### What you should do
Note each line in the data holding the string "zoom" and report it.

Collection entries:
§

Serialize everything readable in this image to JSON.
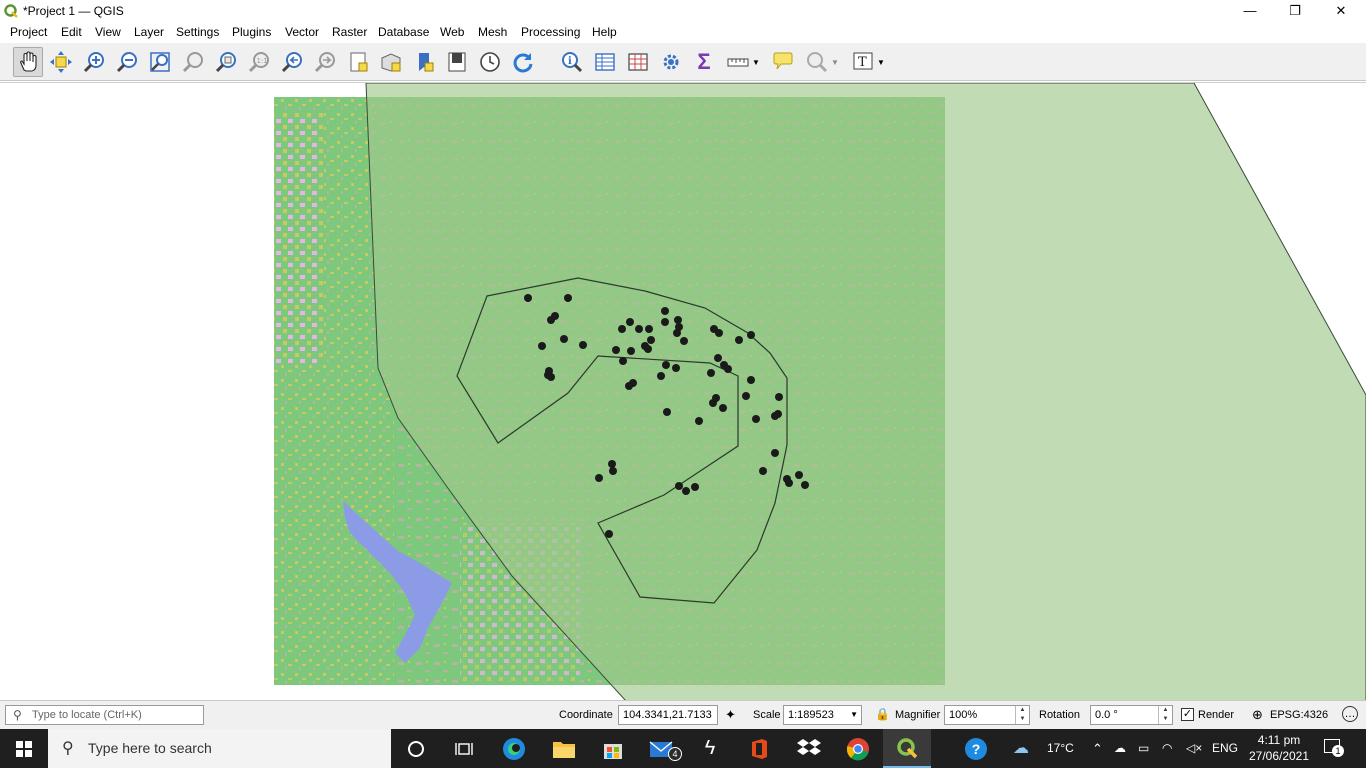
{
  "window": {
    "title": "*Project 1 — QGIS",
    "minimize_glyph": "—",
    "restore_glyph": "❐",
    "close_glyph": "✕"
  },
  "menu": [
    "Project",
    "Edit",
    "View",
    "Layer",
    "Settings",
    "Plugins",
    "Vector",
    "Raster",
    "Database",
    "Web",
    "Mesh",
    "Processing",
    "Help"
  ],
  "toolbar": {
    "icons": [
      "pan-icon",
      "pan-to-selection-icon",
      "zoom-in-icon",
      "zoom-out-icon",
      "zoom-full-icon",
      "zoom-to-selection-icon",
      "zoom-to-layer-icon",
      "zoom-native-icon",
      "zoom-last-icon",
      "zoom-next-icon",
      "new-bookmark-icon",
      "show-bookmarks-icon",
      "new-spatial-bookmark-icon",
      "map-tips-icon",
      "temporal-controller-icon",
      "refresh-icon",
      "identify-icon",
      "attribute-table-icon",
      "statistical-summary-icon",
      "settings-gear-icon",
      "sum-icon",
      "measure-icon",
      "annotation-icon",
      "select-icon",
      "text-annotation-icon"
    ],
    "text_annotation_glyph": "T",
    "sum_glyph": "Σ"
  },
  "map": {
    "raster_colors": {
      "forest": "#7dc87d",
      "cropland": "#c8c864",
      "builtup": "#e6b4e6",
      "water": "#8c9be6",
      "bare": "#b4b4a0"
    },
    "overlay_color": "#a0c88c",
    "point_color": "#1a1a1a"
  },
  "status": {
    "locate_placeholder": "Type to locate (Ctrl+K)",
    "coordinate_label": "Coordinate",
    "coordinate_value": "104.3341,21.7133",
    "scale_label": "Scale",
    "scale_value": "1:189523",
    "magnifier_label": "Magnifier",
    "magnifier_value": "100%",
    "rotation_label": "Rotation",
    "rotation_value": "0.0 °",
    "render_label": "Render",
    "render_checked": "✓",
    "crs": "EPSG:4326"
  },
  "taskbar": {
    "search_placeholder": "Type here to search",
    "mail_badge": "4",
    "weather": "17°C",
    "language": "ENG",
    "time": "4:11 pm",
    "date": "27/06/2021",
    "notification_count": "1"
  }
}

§

### Exercise answer
      "zoom-in-icon",
      "zoom-out-icon",
      "zoom-full-icon",
      "zoom-to-selection-icon",
      "zoom-to-layer-icon",
      "zoom-native-icon",
      "zoom-last-icon",
      "zoom-next-icon",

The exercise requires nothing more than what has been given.